October 04, 2009 • General
Good morning to everyone out there from Macedonia, where it is approximately 4 AM local time. After having a nearly a perfect September, it is time to return to chess. As most everyone knows, I fell violently ill right from the start in Amsterdam and never recovered. Thankfully, this happened at the end of my long streak of traveling as I am pretty sure I would have gone and dropped more points in any following tournaments ala Ivanchuk. After this long recovery time, I feel quite rested and fresh. Since I noticed some people clamoring for my thoughts on other chess events, I will oblige the fans and talk about some chess for a change!
A few weeks back, there was the 25th anniversary match between Kasparov and Karpov. In general, other than the obvious importance of it having been 25 years since their legendary match in 1984, I did not really see any point as I thoroughly expected Karpov to get thrashed. Having seen and played against Karpov in a few tourneys over the last year, I have nothing but respect for him. The fact that he continues to play chess even though he is well past his prime is incredible. In comparison, I do not think Kasparov ever could do the same as he would simply get too upset losing games to players who he would have crushed 10-15 years ago. At the start, I expected Kasparov to roll over Karpov. I figured that 1 draw in the four rapid games would be good, and in blitz…anything. The main reason for my thinking was that Karpov had major time issues in his last tournament in San Sebastian, Spain.
The match itself started much like San Sebastian with Karpov being unable to manage his time and losing both games in a horrible manner. However, he played a great third game and won which shocked me completely. Clearly, these few years of retirement have made Garry a bit rusty. Nevertheless he returned to form and won the final game to win 3-1 at rapid. The blitz games were not really anything to write home about either as Kasparov won 6-2. Overall, I found the games to be extremely dry and did not enjoy having to watch the Queens Indian Declined every other game. The irony for me is that Kasparov played like Kramnik despite his constant remarks about Kramnik’s style being too dry. I had some mild expectations for the match, but it certainly did not do it for me. A fun match for the general chess observer/enthusiast, but no real pertinance to modern day chess.
The other tournament I will make a few comments about is the Pearl Spring tournament in Nanjing,China. Obviously the major story is Carlsen and his great results there. However, I do think the field is particularly suited to his advantage as all the other players are extremely solid with the exception of Topalov. In terms of Topalov, I do not really know what to make of his play as it would seem he is trying to save his preparation for the match with Anand when and if it happens. As is, a great result for Carlsen and I can’t wait to get a crack at him in December in London.

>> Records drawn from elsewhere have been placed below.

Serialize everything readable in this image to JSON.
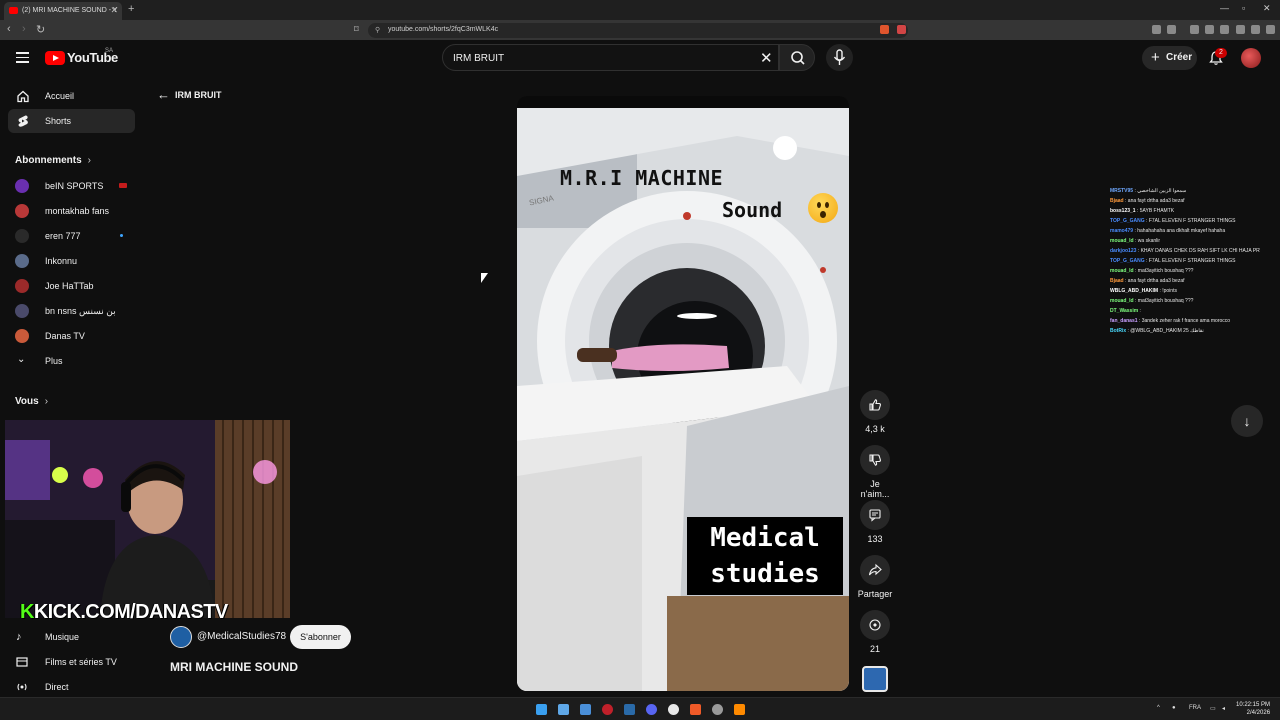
{
  "browser": {
    "tab_title": "(2) MRI MACHINE SOUND - Y",
    "url": "youtube.com/shorts/2fqC3mWLK4c"
  },
  "header": {
    "logo_text": "YouTube",
    "country_code": "SA",
    "search_value": "IRM BRUIT",
    "create_label": "Créer",
    "notification_count": "2"
  },
  "sidebar": {
    "home": "Accueil",
    "shorts": "Shorts",
    "subscriptions_heading": "Abonnements",
    "subscriptions": [
      {
        "name": "beIN SPORTS",
        "color": "#6a2fb0"
      },
      {
        "name": "montakhab fans",
        "color": "#b83838"
      },
      {
        "name": "eren 777",
        "color": "#2a2a2a"
      },
      {
        "name": "Inkonnu",
        "color": "#5a6b8a"
      },
      {
        "name": "Joe HaTTab",
        "color": "#9b2a2a"
      },
      {
        "name": "bn nsns بن نسنس",
        "color": "#4a4a6a"
      },
      {
        "name": "Danas TV",
        "color": "#c95a3a"
      }
    ],
    "more": "Plus",
    "you_heading": "Vous",
    "music": "Musique",
    "movies": "Films et séries TV",
    "live": "Direct"
  },
  "overlay": {
    "kick_logo": "K",
    "kick_text": "KICK.COM/DANASTV"
  },
  "shorts": {
    "back_query": "IRM BRUIT",
    "video_text_1": "M.R.I MACHINE",
    "video_text_2": "Sound",
    "brand_text": "SIGNA",
    "caption_line1": "Medical",
    "caption_line2": "studies",
    "channel_handle": "@MedicalStudies78",
    "subscribe_label": "S'abonner",
    "video_title": "MRI MACHINE SOUND",
    "likes": "4,3 k",
    "dislike_label": "Je n'aim...",
    "comments": "133",
    "share_label": "Partager",
    "remix_count": "21"
  },
  "chat": [
    {
      "user": "MRSTV95",
      "text": "سمعوا الزبين الشاخصي",
      "color": "#6fa8ff"
    },
    {
      "user": "Bjaad",
      "text": "ana fayt drtha ada3 bezaf",
      "color": "#ff9a3c"
    },
    {
      "user": "boss123_1",
      "text": "5AYB FHAMTK",
      "color": "#ffffff"
    },
    {
      "user": "TOP_G_GANG",
      "text": "F7AL ELEVEN F STRANGER THINGS",
      "color": "#4a8cff"
    },
    {
      "user": "mamo479",
      "text": "hahahahaha ana dkhalt mkayef hahaha",
      "color": "#4a8cff"
    },
    {
      "user": "mouad_ld",
      "text": "wa skanlir",
      "color": "#7fff7f"
    },
    {
      "user": "darkjoo123",
      "text": "KHAY DANAS CHEK DS RAH SIFT LK CHI HAJA PRV CHOFHA DRR",
      "color": "#4a8cff"
    },
    {
      "user": "TOP_G_GANG",
      "text": "F7AL ELEVEN F STRANGER THINGS",
      "color": "#4a8cff"
    },
    {
      "user": "mouad_ld",
      "text": "mat3ayitich boushaq ???",
      "color": "#7fff7f"
    },
    {
      "user": "Bjaad",
      "text": "ana fayt drtha ada3 bezaf",
      "color": "#ff9a3c"
    },
    {
      "user": "WBLG_ABD_HAKIM",
      "text": "!points",
      "color": "#ffffff"
    },
    {
      "user": "mouad_ld",
      "text": "mat3ayitich boushaq ???",
      "color": "#7fff7f"
    },
    {
      "user": "DT_Wassim",
      "text": "",
      "color": "#7fff7f"
    },
    {
      "user": "fan_danas1",
      "text": "3andek zeher rak f france ama morocco",
      "color": "#c9a0ff"
    },
    {
      "user": "BotRix",
      "text": "@WBLG_ABD_HAKIM نقاطك 25",
      "color": "#4adbff"
    }
  ],
  "taskbar": {
    "lang": "FRA",
    "time": "10:22:15 PM",
    "date": "2/4/2026"
  }
}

Now, onto the European Club Cup which is why I am in Ohrid, Macedonia. Having never played in this tournament before, it is interesting and a bit different than the norm. They style of the event is essentially a mini olympiad without the weaker teams. This definitely makes for a more exciting event when it comes to the quality of chess as almost all teams have 1-2 GMs at the top and some, have 2600’s on board 6! My team, Husek Wien which I played for in the Austrian League is reasonably strong with me on one, Georgiev and Chernin on board 2 and 3. Compared to the very top teams, we will probably get crushed on the bottom boards, but it should be a fun experience anyway. In the first round, we played a team from Denmark which had only 1 IM and a couple FMs on the preceding boards. Despite our massive rating advantage, it took a lot of endgame technique from myself and Chernin tricking his opponent for us to win on these boards. We won on boards 2,4 and 5 pretty easily while losing the toss up on board 6. A solid 5-1 opening round is nothing to complain about. It gave me a chance to shake off the rust from a 1 month break while serving as a tuneup to future rounds. In the second round, it appears that I will be facing Svidler on board 1 and now that I am not sick, I will try to play better than I did in Amsterdam.
That is all for now, time to go rest and study for the second round!